Assignment: The following data needs to be repeated exactly, with all images excluded.

------ Entries provided ------

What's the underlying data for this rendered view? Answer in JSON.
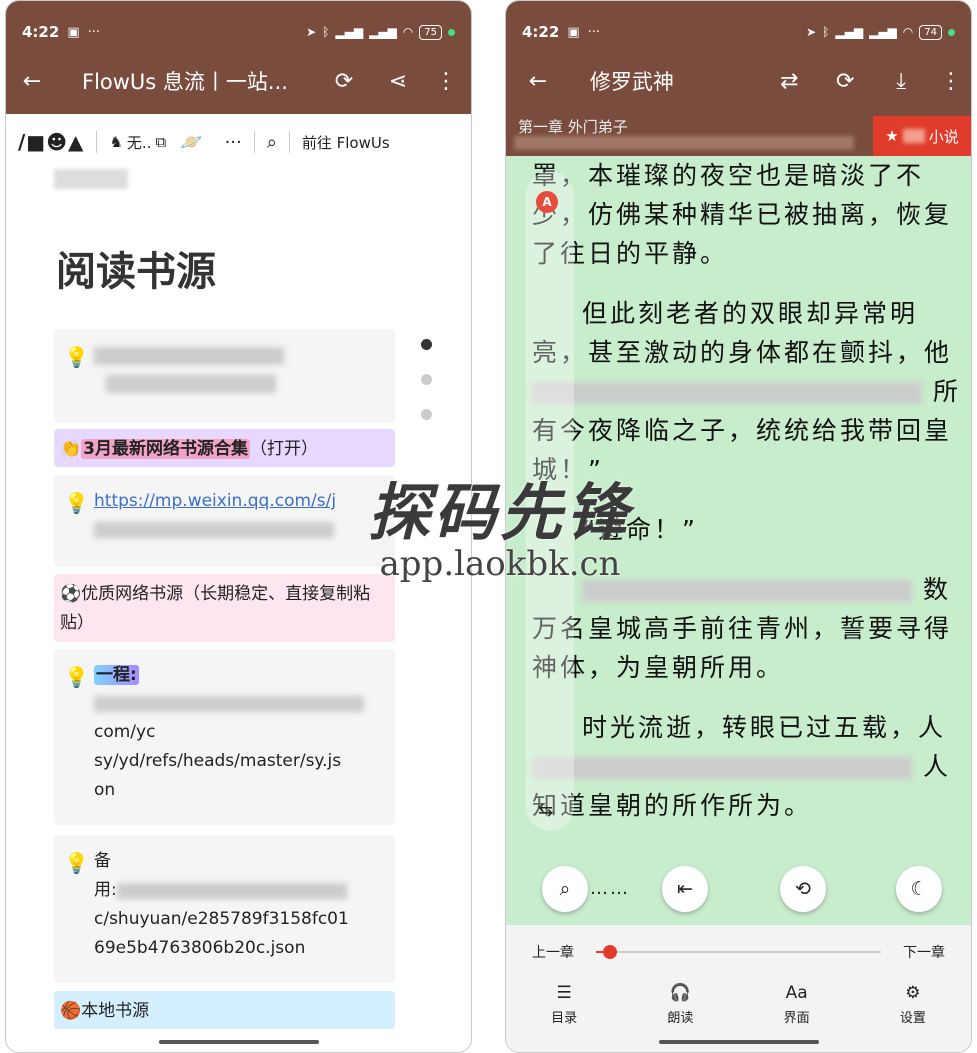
{
  "left": {
    "status": {
      "time": "4:22",
      "battery": "75"
    },
    "toolbar": {
      "title": "FlowUs 息流丨一站..."
    },
    "webbar": {
      "logo": "/■☻▲",
      "crumb": "无..",
      "goto": "前往 FlowUs"
    },
    "page_title": "阅读书源",
    "blocks": {
      "b2_label": "3月最新网络书源合集",
      "b2_suffix": "（打开）",
      "b3_link": "https://mp.weixin.qq.com/s/j",
      "b4_label": "⚽优质网络书源（长期稳定、直接复制粘贴）",
      "b5_label": "一程:",
      "b5_line2": "com/yc",
      "b5_line3": "sy/yd/refs/heads/master/sy.js",
      "b5_line4": "on",
      "b6_line1": "备",
      "b6_line2": "用:",
      "b6_line3": "c/shuyuan/e285789f3158fc01",
      "b6_line4": "69e5b4763806b20c.json",
      "b7_label": "🏀本地书源"
    }
  },
  "right": {
    "status": {
      "time": "4:22",
      "battery": "74"
    },
    "toolbar": {
      "title": "修罗武神"
    },
    "chapter": "第一章 外门弟子",
    "fav_label": "小说",
    "paragraphs": {
      "p1": "罩，本璀璨的夜空也是暗淡了不少，仿佛某种精华已被抽离，恢复了往日的平静。",
      "p2a": "但此刻老者的双眼却异常明亮，甚至激动的身体都在颤抖，他",
      "p2b": "所有今夜降临之子，统统给我带回皇城！”",
      "p3": "“遵命！”",
      "p4b": "数万名皇城高手前往青州，誓要寻得神体，为皇朝所用。",
      "p5a": "时光流逝，转眼已过五载，人",
      "p5b": "人知道皇朝的所作所为。"
    },
    "fab_dots": "……",
    "progress": {
      "prev": "上一章",
      "next": "下一章",
      "value": 0.05
    },
    "nav": [
      {
        "label": "目录"
      },
      {
        "label": "朗读"
      },
      {
        "label": "界面"
      },
      {
        "label": "设置"
      }
    ]
  },
  "watermark": {
    "main": "探码先锋",
    "sub": "app.laokbk.cn"
  }
}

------

Answer box:
What's the underlying data for this rendered view? Answer in JSON.
{
  "left": {
    "status": {
      "time": "4:22",
      "battery": "75"
    },
    "toolbar": {
      "title": "FlowUs 息流丨一站..."
    },
    "webbar": {
      "logo": "/■☻▲",
      "crumb": "无..",
      "goto": "前往 FlowUs"
    },
    "page_title": "阅读书源",
    "blocks": {
      "b2_label": "3月最新网络书源合集",
      "b2_suffix": "（打开）",
      "b3_link": "https://mp.weixin.qq.com/s/j",
      "b4_label": "⚽优质网络书源（长期稳定、直接复制粘贴）",
      "b5_label": "一程:",
      "b5_line2": "com/yc",
      "b5_line3": "sy/yd/refs/heads/master/sy.js",
      "b5_line4": "on",
      "b6_line1": "备",
      "b6_line2": "用:",
      "b6_line3": "c/shuyuan/e285789f3158fc01",
      "b6_line4": "69e5b4763806b20c.json",
      "b7_label": "🏀本地书源"
    }
  },
  "right": {
    "status": {
      "time": "4:22",
      "battery": "74"
    },
    "toolbar": {
      "title": "修罗武神"
    },
    "chapter": "第一章 外门弟子",
    "fav_label": "小说",
    "paragraphs": {
      "p1": "罩，本璀璨的夜空也是暗淡了不少，仿佛某种精华已被抽离，恢复了往日的平静。",
      "p2a": "但此刻老者的双眼却异常明亮，甚至激动的身体都在颤抖，他",
      "p2b": "所有今夜降临之子，统统给我带回皇城！”",
      "p3": "“遵命！”",
      "p4b": "数万名皇城高手前往青州，誓要寻得神体，为皇朝所用。",
      "p5a": "时光流逝，转眼已过五载，人",
      "p5b": "人知道皇朝的所作所为。"
    },
    "fab_dots": "……",
    "progress": {
      "prev": "上一章",
      "next": "下一章",
      "value": 0.05
    },
    "nav": [
      {
        "label": "目录"
      },
      {
        "label": "朗读"
      },
      {
        "label": "界面"
      },
      {
        "label": "设置"
      }
    ]
  },
  "watermark": {
    "main": "探码先锋",
    "sub": "app.laokbk.cn"
  }
}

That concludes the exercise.